Revamping the Scienceblog for CRUK
Last week saw the launch of another Manifesto Digital project: the new Cancer Research UK Scienceblog.
This was part of a larger project at CRUK to bring together all their various websites into a cohesive, uniformly designed whole which adheres to the charity’s strict brand guidelines and provides a winning user experience.
The Scienceblog though posed something of a problem: the site was making use of WordPress as a blogging platform. It looked like this:
Because of its ease of use, and to avoid disrupting the managers and contributors to the blog, CRUK wanted to keep the WordPress platform.
At the same time they needed the Scienceblog to sit comfortably within the new design scheme without causing any jarring clashes when moving between the two.

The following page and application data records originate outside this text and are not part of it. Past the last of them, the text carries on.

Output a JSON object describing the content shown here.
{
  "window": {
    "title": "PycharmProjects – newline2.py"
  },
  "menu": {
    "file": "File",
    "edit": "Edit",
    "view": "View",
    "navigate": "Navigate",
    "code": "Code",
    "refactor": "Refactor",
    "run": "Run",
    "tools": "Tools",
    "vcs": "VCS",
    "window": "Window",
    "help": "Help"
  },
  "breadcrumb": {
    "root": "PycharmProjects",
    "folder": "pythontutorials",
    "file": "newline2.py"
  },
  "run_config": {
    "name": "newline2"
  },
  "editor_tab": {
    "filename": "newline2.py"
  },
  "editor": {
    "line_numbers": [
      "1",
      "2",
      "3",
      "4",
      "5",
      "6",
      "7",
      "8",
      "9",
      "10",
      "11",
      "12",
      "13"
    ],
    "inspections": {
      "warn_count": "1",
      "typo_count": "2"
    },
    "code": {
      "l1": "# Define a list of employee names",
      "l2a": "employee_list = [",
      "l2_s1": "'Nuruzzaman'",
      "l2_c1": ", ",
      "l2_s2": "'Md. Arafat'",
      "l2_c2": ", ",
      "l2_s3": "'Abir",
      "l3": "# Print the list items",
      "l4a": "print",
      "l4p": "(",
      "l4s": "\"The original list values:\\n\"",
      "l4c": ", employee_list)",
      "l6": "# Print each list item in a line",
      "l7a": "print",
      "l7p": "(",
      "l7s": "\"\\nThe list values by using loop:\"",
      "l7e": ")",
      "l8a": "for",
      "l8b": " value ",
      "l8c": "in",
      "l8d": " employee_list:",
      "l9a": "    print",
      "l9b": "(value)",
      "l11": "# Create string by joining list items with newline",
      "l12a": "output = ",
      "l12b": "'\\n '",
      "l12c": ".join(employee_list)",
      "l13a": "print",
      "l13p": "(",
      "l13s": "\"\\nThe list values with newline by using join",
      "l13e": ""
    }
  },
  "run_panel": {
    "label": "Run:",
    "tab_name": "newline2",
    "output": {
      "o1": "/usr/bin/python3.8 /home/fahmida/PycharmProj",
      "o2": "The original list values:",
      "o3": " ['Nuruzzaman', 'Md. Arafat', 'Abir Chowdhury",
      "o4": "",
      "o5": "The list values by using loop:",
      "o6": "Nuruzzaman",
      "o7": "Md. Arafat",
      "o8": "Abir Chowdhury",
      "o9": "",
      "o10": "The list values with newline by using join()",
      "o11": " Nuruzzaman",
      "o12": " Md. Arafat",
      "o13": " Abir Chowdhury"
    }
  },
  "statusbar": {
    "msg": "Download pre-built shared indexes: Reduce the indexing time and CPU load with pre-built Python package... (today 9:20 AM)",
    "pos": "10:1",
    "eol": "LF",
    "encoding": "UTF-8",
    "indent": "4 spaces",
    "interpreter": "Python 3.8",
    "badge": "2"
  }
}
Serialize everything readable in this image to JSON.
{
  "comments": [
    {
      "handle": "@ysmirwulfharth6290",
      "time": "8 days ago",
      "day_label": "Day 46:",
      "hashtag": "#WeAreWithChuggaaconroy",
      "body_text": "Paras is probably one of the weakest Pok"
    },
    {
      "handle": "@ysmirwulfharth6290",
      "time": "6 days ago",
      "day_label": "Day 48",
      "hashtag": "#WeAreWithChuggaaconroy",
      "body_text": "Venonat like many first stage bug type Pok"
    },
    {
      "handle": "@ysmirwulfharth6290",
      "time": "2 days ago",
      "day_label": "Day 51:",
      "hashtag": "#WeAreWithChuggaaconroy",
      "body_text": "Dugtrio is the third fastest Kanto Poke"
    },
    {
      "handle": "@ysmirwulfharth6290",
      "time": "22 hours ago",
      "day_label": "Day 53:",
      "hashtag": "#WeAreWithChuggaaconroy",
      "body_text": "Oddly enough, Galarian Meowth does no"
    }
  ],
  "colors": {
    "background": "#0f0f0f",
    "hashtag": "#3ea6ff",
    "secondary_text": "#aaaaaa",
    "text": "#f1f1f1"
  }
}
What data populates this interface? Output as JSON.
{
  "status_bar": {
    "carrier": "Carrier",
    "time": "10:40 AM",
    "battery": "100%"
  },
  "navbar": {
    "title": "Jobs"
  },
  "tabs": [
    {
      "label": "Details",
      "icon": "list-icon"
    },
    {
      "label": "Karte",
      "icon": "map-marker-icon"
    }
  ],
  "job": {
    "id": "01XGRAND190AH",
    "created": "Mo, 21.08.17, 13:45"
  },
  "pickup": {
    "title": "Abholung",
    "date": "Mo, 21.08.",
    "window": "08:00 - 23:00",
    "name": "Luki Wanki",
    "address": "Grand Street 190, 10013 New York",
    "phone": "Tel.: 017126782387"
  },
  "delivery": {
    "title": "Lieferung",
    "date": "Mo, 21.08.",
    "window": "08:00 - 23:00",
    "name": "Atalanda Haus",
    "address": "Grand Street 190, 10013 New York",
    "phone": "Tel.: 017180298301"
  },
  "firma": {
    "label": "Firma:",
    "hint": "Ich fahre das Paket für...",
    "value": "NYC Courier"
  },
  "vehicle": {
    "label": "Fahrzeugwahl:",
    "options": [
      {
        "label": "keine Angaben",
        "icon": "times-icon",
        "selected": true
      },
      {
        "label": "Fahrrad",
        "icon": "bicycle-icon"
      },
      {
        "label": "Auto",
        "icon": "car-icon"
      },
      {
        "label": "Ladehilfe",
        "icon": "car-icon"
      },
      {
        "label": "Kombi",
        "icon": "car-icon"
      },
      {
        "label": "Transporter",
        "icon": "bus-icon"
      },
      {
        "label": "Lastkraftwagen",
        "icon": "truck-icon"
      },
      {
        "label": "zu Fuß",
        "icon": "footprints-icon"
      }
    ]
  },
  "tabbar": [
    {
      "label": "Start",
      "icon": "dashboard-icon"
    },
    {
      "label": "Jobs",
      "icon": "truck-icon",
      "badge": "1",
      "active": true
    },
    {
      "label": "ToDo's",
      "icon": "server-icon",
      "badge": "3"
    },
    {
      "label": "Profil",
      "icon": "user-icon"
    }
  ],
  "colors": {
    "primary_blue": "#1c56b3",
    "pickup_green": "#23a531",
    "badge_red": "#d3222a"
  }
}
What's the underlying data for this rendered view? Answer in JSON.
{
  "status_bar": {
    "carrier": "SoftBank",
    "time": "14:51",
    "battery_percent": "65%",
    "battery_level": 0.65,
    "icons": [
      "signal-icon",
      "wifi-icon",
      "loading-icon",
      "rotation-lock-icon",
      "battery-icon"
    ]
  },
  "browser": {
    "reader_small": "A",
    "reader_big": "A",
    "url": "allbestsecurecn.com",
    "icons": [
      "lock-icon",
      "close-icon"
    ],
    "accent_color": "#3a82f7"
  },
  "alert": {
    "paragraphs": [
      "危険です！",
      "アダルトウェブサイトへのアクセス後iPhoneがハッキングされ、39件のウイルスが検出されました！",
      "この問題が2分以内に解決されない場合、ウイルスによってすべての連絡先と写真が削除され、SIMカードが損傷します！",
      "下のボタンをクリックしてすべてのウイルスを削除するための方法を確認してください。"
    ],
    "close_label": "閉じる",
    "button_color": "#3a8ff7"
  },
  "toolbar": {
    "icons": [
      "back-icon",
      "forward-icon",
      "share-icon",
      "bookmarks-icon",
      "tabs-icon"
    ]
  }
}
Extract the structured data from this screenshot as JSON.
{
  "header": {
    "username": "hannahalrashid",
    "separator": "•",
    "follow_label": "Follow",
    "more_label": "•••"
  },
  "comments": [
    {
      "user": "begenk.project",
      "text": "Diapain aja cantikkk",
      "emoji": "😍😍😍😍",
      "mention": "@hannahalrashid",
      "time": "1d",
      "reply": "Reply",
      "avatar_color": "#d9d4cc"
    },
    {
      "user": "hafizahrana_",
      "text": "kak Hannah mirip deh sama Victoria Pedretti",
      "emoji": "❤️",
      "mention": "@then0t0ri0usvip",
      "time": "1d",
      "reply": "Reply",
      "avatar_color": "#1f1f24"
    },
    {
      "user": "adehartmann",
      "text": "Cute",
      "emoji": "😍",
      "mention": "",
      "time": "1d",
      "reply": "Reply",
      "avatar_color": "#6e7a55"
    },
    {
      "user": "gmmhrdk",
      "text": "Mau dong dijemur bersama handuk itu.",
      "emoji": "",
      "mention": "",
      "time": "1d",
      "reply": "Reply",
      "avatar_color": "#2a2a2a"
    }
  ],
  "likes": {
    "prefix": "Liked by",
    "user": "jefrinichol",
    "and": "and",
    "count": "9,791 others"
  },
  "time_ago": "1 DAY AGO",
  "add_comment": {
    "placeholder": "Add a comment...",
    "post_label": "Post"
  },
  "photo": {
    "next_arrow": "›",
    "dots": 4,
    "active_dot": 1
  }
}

Manifesto were therefore brought in to turn a design provided by CRUK into a WordPress implementation which provided the functionality required for a high-end science blog at the forefront of the fight against cancer.
We took the HTML and CSS provided by Cancer Research UK and created a mobile responsive WordPress theme that seamlessly integrated with the new CRUK web assets.
We also built some nifty logic to automatically re-size images from old posts to fit the new templates.
One important finding we made when moving the site over to its staging environment was that the commonly used Jetpack plugin – which was allowing CRUK to use some WordPress.com features like social network integration and an upgraded comment system – didn’t behave as expected. In fact it caused all kinds of crazy errors.
It seems this plugin only works in a live environment – not a test environment – so extra testing and vigilance is required when rolling out. One to watch out for.
WordPress is a platform in constant flux – updates to the software (necessary to keep the platform secure) can cause unforeseen conflicts with installed plugins and no theme is entirely future-proof.
We’ll be providing support to Cancer Research UK in the near future to make sure the tireless bloggers at the UK’s largest cancer charity aren’t hamstrung by any problems with their blogging software.